**Requirement:** Look through the records and copy each line with the string "Scene" in it.

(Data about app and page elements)
☆ ☆ ☆ ☆ ☆ ☆ ☆

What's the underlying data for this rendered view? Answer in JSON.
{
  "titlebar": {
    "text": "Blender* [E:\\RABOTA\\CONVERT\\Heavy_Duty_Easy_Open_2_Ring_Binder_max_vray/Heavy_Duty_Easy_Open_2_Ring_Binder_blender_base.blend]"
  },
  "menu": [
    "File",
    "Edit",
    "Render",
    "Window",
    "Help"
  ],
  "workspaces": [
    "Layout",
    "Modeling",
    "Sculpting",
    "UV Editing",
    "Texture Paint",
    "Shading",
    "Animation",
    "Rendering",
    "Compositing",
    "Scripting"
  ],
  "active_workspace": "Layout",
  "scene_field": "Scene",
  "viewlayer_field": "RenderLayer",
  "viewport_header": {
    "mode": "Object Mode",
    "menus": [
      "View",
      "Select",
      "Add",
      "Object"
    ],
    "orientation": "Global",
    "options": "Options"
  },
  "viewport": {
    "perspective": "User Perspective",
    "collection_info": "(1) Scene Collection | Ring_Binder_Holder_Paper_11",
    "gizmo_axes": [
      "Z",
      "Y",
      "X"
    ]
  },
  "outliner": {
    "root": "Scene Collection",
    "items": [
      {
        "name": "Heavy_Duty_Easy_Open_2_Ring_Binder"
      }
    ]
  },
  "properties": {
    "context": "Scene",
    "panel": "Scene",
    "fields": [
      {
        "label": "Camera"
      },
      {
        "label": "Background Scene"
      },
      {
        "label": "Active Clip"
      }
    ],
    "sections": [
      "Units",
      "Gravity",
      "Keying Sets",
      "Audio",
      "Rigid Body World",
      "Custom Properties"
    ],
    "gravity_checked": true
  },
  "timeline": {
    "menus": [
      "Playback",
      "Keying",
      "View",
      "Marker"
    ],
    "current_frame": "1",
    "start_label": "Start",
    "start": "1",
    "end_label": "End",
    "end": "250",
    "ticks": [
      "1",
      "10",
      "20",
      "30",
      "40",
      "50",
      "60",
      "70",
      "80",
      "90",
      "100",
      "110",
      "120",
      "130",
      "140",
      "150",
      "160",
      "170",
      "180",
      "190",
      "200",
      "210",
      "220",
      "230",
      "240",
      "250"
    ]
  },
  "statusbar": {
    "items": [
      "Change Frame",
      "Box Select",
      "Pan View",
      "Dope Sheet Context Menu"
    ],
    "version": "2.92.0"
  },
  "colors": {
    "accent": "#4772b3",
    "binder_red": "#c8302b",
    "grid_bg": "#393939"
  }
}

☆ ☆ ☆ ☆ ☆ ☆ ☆

**Solved exercise:**
  "scene_field": "Scene",
    "collection_info": "(1) Scene Collection | Ring_Binder_Holder_Paper_11",
    "root": "Scene Collection",
    "context": "Scene",
    "panel": "Scene",
        "label": "Background Scene"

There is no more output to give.